There's a progression in the earth, and when you conclude from that progression that life evolved, then thousands of other pieces of evidence fall into place.
Thus, somehow, evolution happened despite the problems that inbreeding can cause.
Of course, there's also a good explanation. The earliest life didn't reproduce sexually. Those cells simply copied themselves, so there was no inbreeding. Later, it's whole populations that evolve, not one or two individuals.
Even in a lab, you can isolate two populations of bacteria--or even two populations of moths. Let them reproduce through a thousand generations, and changes happen. Not the same changes in both populations. At the end of those thousand or thousands of generations--which can be seen in a lab due to rapid rates of reproduction in insects--and the two populations are different enough that they won't breed together anymore.
Nature has conducted such experiments throughout earth's history. Populations get large enough to spread over a large geographic area, and sheer size sometimes separates them into groups. Other times, they're on two sides of a mountain with different climate on either side. Or one ends up in the forest and one out. Or they spread across a group of islands. Etc., etc., etc.
Please understand, these questions have been asked. Science was not started by atheists trying to disprove God. Most early scientists were Christians. Evolution is the result of looking at the earth, not the product of people hoping that life evolved.
The people who first suggested evolution had to face intense scrutiny, and questions like the ones you're asking have been asked over and over again. Answers have come pretty easily, which is just further evidence that life evolved.
Charles Darwin's On the Origin of Species

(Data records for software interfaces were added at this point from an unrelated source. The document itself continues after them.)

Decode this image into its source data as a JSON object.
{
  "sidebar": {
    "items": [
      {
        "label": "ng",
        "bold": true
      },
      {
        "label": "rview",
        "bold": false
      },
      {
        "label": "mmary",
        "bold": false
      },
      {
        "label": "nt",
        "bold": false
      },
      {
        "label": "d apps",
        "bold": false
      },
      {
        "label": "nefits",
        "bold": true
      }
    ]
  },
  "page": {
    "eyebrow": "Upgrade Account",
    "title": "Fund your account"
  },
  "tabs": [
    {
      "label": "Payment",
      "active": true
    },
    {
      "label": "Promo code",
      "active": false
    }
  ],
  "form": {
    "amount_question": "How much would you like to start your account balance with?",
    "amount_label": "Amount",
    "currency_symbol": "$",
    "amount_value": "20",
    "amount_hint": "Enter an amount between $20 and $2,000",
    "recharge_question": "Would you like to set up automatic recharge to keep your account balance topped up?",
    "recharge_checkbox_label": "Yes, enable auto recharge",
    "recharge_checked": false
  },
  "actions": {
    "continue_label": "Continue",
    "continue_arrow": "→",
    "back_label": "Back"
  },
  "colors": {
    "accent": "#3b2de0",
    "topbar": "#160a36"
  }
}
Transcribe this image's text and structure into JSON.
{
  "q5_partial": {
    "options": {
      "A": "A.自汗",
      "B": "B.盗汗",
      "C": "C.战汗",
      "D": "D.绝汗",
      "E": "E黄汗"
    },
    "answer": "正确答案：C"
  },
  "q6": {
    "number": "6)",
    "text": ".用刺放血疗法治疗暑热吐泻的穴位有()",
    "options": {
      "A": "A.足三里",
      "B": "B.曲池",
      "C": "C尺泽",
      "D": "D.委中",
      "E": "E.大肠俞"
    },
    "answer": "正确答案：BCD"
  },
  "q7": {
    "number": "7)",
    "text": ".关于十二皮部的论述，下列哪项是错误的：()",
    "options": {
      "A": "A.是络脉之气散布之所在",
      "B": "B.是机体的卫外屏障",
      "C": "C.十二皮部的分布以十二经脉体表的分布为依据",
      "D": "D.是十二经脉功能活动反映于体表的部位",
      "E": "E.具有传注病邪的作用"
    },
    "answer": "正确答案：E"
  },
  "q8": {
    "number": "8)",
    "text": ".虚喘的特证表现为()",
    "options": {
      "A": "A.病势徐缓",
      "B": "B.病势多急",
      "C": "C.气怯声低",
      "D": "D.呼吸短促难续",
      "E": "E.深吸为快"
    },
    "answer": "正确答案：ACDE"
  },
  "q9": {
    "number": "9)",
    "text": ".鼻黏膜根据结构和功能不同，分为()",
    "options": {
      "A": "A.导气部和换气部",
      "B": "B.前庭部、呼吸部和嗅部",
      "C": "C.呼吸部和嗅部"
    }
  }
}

Even Darwin's original On the Origin of Species was full of arguments he had received against his theory of "descent with modification." His answers are amazing and full of natural examples. You can learn a lot about nature from his book, and most of it is fascinating. It's sad more people don't read it. He wrote the book as a believer in God--though he had his doubts--so it is not an attack on people's faith. He had a wife he dearly loved who was a Christian.